- Task prompt
Give the records below again, exactly as they appear.

── Excerpted records ──

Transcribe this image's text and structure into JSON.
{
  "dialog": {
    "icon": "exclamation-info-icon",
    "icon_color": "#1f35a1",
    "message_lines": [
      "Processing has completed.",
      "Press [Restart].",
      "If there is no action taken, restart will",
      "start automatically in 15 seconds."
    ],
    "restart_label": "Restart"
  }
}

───

- Response to the task
Transcribe this image's text and structure into JSON.
{
  "dialog": {
    "icon": "exclamation-info-icon",
    "icon_color": "#1f35a1",
    "message_lines": [
      "Processing has completed.",
      "Press [Restart].",
      "If there is no action taken, restart will",
      "start automatically in 15 seconds."
    ],
    "restart_label": "Restart"
  }
}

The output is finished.